Don’t forget to clean the breech plug and nipple. Pipe cleaners are amazing for nipples.
With everything dry, apply the grease we mentioned above to the breech plug and nipple threads. Re-install into barrel. Re attach the barrel to the gun with the wedge. Wipe down all exterior metal with gun oil to clean and protect. I love and recommend Ballistol for this. Use the bore butter to clean and condition all the wooden furniture. It helps prevent it from drying out.
Traditional Muzzleloader Shooting
Well folks, it’s time to call this one a wrap. Over 4000 words later… If you got this far, you definitely deserve to run out and buy yourself a shiny, but old and cool looking gun! It will also be a long love affair with traditional muzzleloader shooting. That I can almost assure you! Don’t forget to share on social and subscribe to our newsletter if you don’t want to miss our posts.

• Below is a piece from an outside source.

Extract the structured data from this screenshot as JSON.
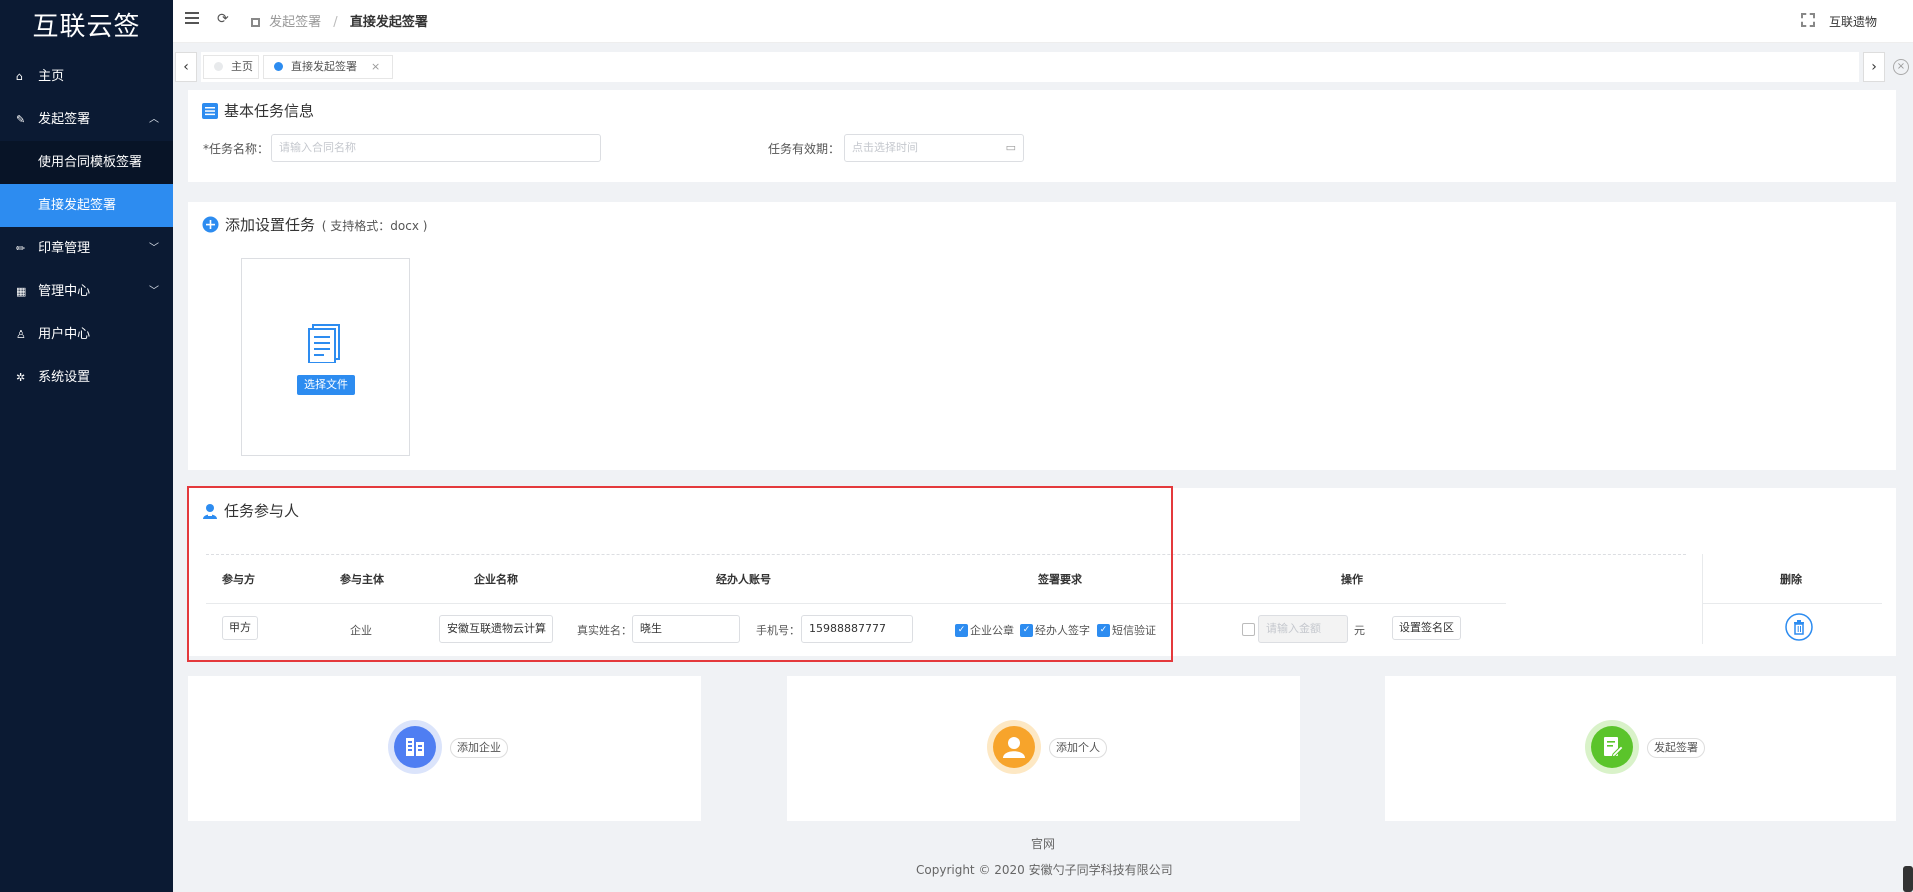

Before you go, here’s a quick shoutout to Capandball.com. He’s a military history teacher at a university in Hungary and he really knows his traditional muzzleloaders! In fact he’s world renowned and recognized in the black powder community. When I’m not shooting stuff myself or writing about it, my relaxation comes from seeing what others are doing out there. Capandball has some excellent content and he does it with a touch of class. Definitely worth checking out.